Many TOTM readers are students or professors, so it’s likely that there are a number of examination horror stories out there among the readership. As we professors finish up
earning our pay grading exams, I thought I’d share a couple of my own horror stories — one as a professor and another as a student — and see if I can get others to contribute theirs.
First, the professor story.
Last semester was pretty rough for me (I took a new administrative position, which has greatly reduced my blogging time — New Year’s resolution: Blog more!). To celebrate the end of the semester, I decided to spend a few days in my favorite European city, Amsterdam. I was to leave on December 26 from Knoxville, Tennessee, where my family lives. Since I didn’t have time to finish my grading before heading to my parents’ house, I had to take with me a small suitcase full of Contracts exams. When I arrived at the Knoxville airport on December 26, my flight to Detroit (from which I would connect to Amsterdam) was delayed. Realizing that my window for making a connection in Detroit would be mighty short, I decided to check only my clothes suitcase and take the exam suitcase as a carry-on. Prudent, I thought.
When I reached Detroit, I had to race to catch the Amsterdam flight. I barely made the flight and was told as I was entering the plane that the overhead compartments were full and that I would have to gate-check my carry-on bag (the exams). No problem, I thought, as I could see the gate-checked bags being loaded onto the plane.

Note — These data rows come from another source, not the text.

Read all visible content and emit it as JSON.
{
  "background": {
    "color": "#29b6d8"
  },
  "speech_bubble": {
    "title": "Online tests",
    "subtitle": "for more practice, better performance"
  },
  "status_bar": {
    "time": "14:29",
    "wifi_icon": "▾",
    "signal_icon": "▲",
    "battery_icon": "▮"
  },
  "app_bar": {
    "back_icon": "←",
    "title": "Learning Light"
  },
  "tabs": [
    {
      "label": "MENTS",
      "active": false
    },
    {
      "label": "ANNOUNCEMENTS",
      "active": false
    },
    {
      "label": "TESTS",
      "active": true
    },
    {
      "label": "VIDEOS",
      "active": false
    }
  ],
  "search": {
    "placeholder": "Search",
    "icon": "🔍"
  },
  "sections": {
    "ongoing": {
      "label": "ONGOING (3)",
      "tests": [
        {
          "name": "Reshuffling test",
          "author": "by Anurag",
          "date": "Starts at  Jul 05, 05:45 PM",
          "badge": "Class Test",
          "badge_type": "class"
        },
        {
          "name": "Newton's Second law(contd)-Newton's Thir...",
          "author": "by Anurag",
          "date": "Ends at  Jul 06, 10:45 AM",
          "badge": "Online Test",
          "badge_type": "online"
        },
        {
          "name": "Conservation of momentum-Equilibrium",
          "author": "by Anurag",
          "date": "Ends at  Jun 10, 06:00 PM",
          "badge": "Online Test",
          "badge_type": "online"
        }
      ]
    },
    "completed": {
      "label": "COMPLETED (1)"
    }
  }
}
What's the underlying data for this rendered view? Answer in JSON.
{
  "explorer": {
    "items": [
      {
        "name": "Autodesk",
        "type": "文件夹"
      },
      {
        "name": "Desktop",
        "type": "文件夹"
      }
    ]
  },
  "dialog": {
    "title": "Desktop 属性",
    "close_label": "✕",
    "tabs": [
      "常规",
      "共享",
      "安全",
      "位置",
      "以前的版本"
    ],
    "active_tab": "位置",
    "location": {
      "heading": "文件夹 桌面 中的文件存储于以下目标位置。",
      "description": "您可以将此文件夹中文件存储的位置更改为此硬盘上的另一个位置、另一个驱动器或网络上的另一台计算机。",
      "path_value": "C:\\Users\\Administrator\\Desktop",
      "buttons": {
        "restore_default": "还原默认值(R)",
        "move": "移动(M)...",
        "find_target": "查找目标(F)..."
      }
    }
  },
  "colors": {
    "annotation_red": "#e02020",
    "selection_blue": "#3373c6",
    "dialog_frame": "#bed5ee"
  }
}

When I arrived in Amsterdam, I went to baggage claim and was surprised but pleased to see my larger clothes suitcase on the carousel. Wow, I thought. Northwest Airlines is amazing. They managed to transfer my luggage from the Knoxville-Detroit flight in about 10 minutes. Within a few minutes, though, my enthusiasm for Northwest waned, as I realized my gate-checked exam suitcase was not in the offloaded luggage. It waned even further when I took my claim check to the baggage office and was told there was no record of my missing bag in Northwest’s system.
At that point, I started to panic, but the nice Dutch man behind the counter assured me that the bag must have been left on the steps in Detroit and would be on the next flight to Amsterdam, which was to arrive at 5:55 AM the following morning.
After a fitful night’s sleep, I called the baggage office at the Amsterdam airport to check on my bag. I was disheartened to learn that the bag was not on the morning flight from Detroit and had not been scanned into the Northwest Airlines system. Still no record of the bag’s existence.
I had to do something, so I grabbed a train to Schiphol Airport and convinced the security folks to let me into the bowels of the airport, where unclaimed bags reside. I searched through all the unclaimed luggage, but mine was nowhere to be seen. I also waited around for the next flight from Detroit. No bag.
At that point, I began preparing for the worst. As I wandered through the city for the rest of the afternoon, I composed in my head an email to the dean and associate dean explaining that I had lost all of my Contracts exams. It was not going to be pretty.
When I finally returned to my hotel room at around 4:30 PM, I had a letter from the front desk: “Dear Mr. Lambert, Your luggage has been found and will be returned to the hotel between 16:00 and 20:00 this evening.” I immediately ordered champagne.
Around 6:00 PM, my luggage and I were reunited (and it felt so good!).
Next, the student story.
The exam for my own Contracts course (taught by Larry Lessig) was a four-hour take-home exam. At that time, the University of Chicago Law School allowed students taking take-home exams to state in advance what their travel time would be to and from the law school. That amount of time was added to one’s allotted exam-taking time. Since I was taking my exam in the law school library, I gave myself only 10 minutes to get to and from my study carrel. This meant I’d turn in my exam earlier than most students, who drove home to take their exams.
About halfway through the exam, I realized I was running woefully short on time. I therefore flew through the remainder of the exam and rushed to the registrar’s office to turn in my diskette. When I arrived, no students were around, but that didn’t strike me as odd, since I figured most were in transit.
As I handed the diskette to the registrar, she said, “Wow. An hour early. Impressive.” I looked at the clock on the wall and freaked out as I realized I was wearing a watch set on Eastern time. I retrieved the diskette from the registrar, ran back to the library, and tried to do a little more work on the thing. I was so flustered, though, that nothing in the exam or my answer made any sense. I ultimately ejected the disk, turned the thing in, and drove home.
As it turns out, Contracts was my highest first-year grade. Perhaps I should’ve spent less time on the other exams!
Anyone else got an examination horror story to share?